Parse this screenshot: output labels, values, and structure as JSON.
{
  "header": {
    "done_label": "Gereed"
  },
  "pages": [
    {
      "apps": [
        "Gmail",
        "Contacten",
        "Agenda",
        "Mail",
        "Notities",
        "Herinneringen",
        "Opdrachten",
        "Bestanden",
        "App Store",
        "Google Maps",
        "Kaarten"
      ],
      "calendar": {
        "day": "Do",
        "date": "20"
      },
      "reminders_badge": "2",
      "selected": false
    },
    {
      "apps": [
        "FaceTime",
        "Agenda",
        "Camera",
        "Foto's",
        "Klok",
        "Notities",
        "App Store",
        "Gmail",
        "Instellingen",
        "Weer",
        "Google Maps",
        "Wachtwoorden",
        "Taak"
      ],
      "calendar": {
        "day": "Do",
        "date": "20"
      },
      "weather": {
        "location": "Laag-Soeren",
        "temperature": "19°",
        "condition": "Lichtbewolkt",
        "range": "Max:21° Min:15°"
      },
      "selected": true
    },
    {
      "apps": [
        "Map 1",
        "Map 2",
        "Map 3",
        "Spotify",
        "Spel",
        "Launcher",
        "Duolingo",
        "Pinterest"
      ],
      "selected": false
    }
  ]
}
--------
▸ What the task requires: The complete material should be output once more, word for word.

▸ Result of this exercise:
Parse this screenshot: output labels, values, and structure as JSON.
{
  "header": {
    "done_label": "Gereed"
  },
  "pages": [
    {
      "apps": [
        "Gmail",
        "Contacten",
        "Agenda",
        "Mail",
        "Notities",
        "Herinneringen",
        "Opdrachten",
        "Bestanden",
        "App Store",
        "Google Maps",
        "Kaarten"
      ],
      "calendar": {
        "day": "Do",
        "date": "20"
      },
      "reminders_badge": "2",
      "selected": false
    },
    {
      "apps": [
        "FaceTime",
        "Agenda",
        "Camera",
        "Foto's",
        "Klok",
        "Notities",
        "App Store",
        "Gmail",
        "Instellingen",
        "Weer",
        "Google Maps",
        "Wachtwoorden",
        "Taak"
      ],
      "calendar": {
        "day": "Do",
        "date": "20"
      },
      "weather": {
        "location": "Laag-Soeren",
        "temperature": "19°",
        "condition": "Lichtbewolkt",
        "range": "Max:21° Min:15°"
      },
      "selected": true
    },
    {
      "apps": [
        "Map 1",
        "Map 2",
        "Map 3",
        "Spotify",
        "Spel",
        "Launcher",
        "Duolingo",
        "Pinterest"
      ],
      "selected": false
    }
  ]
}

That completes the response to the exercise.